Interface dataset entries:
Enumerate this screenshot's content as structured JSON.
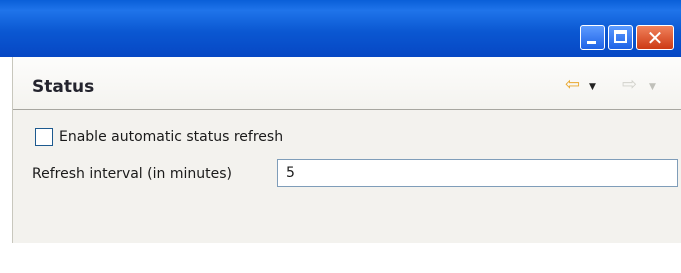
{
  "window": {
    "controls": {
      "minimize_icon": "minimize-icon",
      "maximize_icon": "maximize-icon",
      "close_icon": "close-icon",
      "close_glyph": "✕"
    },
    "colors": {
      "titlebar": "#0b58d2",
      "close_button": "#cd3a14",
      "panel_background": "#f3f2ee"
    }
  },
  "panel": {
    "title": "Status",
    "nav": {
      "back_glyph": "⇦",
      "forward_glyph": "⇨",
      "dropdown_glyph": "▼",
      "back_enabled": true,
      "forward_enabled": false
    },
    "auto_refresh": {
      "label": "Enable automatic status refresh",
      "checked": false
    },
    "refresh_interval": {
      "label": "Refresh interval (in minutes)",
      "value": "5"
    }
  }
}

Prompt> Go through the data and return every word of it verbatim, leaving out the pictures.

Solution for this exercise>
Enumerate this screenshot's content as structured JSON.
{
  "window": {
    "controls": {
      "minimize_icon": "minimize-icon",
      "maximize_icon": "maximize-icon",
      "close_icon": "close-icon",
      "close_glyph": "✕"
    },
    "colors": {
      "titlebar": "#0b58d2",
      "close_button": "#cd3a14",
      "panel_background": "#f3f2ee"
    }
  },
  "panel": {
    "title": "Status",
    "nav": {
      "back_glyph": "⇦",
      "forward_glyph": "⇨",
      "dropdown_glyph": "▼",
      "back_enabled": true,
      "forward_enabled": false
    },
    "auto_refresh": {
      "label": "Enable automatic status refresh",
      "checked": false
    },
    "refresh_interval": {
      "label": "Refresh interval (in minutes)",
      "value": "5"
    }
  }
}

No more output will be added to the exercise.